A fascinating study about the health benefits of music was the focus of an article published December 4, 2018, in Psychology Today.
The study by researchers at Juntendo University in Japan and led by Kenichi Itao was published February, 2018, in Scientific Research. While it is well-known that listening to music has health benefits, no one ever tried to find out just how music can be relaxing and healing, so the goal of the study was to find out how listening to music can relax us. Modern life is so stressful and ongoing stress can lead to problems in how the body responds to stress and this can result in high blood pressure, stomach ulcers and depression.
Participants and Method of the Study
Participants in the study were 12 women who were divided into groups according to their ages (20s, 30s, 40s). The participants sat in chairs and listened to five minutes of silence, followed by three minutes of music and again followed by five minutes of silence.
The participants had a heart rate sensor strapped to their chests, a blood flow sensor attached to their index fingers and had their body temperatures measured by a thermometer to examine their stress levels before, during and after listening to three different types of music:
Classical – “Pachelbel’s Canon” by Orchestre de chambre Jean-François Paillard
Healing – “Harukanaru Kage” by Yumi Nanatsutani, which is a cover of “They Long to Be) Close to You” by the Carpenters
Japanese Pop – “Exile Pride — Konna Sekai wo Ai suru tame” by Exile
Results of the Study
Blood Flow Volume
The researchers discovered that the volume of blood flow rose in their fingertips when the participants listened to classical music and this also showed a relaxation effect. However, no effect was found at all for listening to the Japanese pop or the healing music.
Heart Rate Variability

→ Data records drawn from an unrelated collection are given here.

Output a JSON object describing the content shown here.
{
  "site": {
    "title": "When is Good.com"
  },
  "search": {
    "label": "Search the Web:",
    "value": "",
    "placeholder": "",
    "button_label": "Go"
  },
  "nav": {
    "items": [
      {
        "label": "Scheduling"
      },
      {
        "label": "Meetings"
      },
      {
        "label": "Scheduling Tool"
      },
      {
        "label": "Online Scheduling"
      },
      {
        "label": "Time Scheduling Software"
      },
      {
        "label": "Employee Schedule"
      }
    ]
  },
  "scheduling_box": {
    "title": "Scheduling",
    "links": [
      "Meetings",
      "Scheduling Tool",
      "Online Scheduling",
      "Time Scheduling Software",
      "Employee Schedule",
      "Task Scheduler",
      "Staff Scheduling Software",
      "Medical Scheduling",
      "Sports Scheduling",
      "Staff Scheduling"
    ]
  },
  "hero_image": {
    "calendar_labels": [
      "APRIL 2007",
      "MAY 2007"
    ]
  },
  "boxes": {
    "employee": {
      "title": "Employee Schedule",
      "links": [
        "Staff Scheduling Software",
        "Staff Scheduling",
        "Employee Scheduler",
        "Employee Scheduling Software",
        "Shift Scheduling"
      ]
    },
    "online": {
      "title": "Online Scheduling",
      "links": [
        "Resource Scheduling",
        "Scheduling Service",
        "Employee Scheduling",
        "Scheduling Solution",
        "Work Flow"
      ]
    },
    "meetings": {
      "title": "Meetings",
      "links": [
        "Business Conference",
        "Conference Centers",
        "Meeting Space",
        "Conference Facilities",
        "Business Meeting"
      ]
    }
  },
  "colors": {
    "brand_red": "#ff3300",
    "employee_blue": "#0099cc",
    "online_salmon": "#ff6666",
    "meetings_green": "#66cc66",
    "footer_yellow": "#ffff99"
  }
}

Both the high and low-frequency heart rate decreased while listening to music compared to before and after the music played. When listening to classical and healing music the ratios decreased even more significantly. This showed that the sympathetic nervous system was lessened while the parasympathetic nervous system was heightened and this gives evidence of relaxation.
Body Surface Temperature

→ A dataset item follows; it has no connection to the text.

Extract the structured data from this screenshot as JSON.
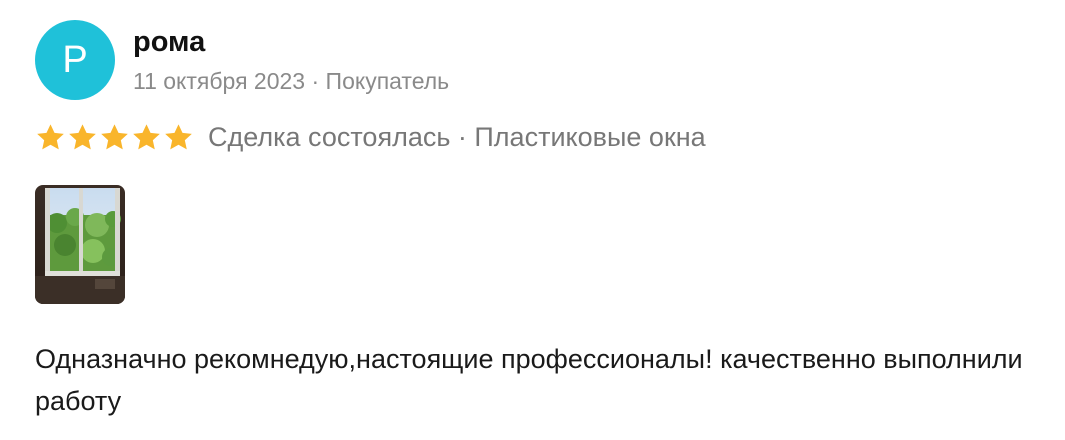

The body temperature of the participants rose after listening to the healing and classical music, especially after listening to the healing music. This again shows relaxation.
Listening to classical music showed a relaxing effect for the participants in all the age groups for all the three indices that were measured in the study: Heart Rate Variability, Blood Flow Volume and Body Surface Temperature.
Music therapy has also shown remarkable healing benefits for post stroke patients and seniors suffering from Alzheimer’s disease. Dementia and Parkinson’s disease.
Alzheimer’s Disease and Dementia
Music helps people suffering from Alzheimer’s disease and dementia in a non-pharmacological way to prevent cognitive decline, as it acts like reminiscent therapy and brings back memories from the past. It also improves mood and behavior disorders, reduces agitation, irritability, depression, anxiety and delirium in people suffering from Alzheimer’s disease.
In response to music, post stroke patients were able to learn to sing even before they could learn to speak again. There were also cases where they were able to move paralyzed limbs in response to music.
See our blog post from July 2, 2018 about how music brought a man who had a stroke out of a coma. To learn more about music therapy and neurologic music therapy see our blog post from March 6, 2018.
Music therapy has been shown to be very beneficial in Parkinson’s patients helping them with walking and gait problems. See our blog post from August 1, 2018.
Choose a Rehab that Offers Music Therapy
If you or your loved one are in need of a post stroke rehab the Ditmas Park Rehab and Care Center in Brooklyn, New York has an outstanding reputation for their expertise in post stroke care and they also offer music therapy.
Brooklyn Hospitals near Ditmas Park Rehab and Care Center
NYU Langone Hospital—Brooklyn (formerly named NYU Lutheran Medical Center)
Music has been shown to be good and healing for everyone so it pays to spend time listening to music.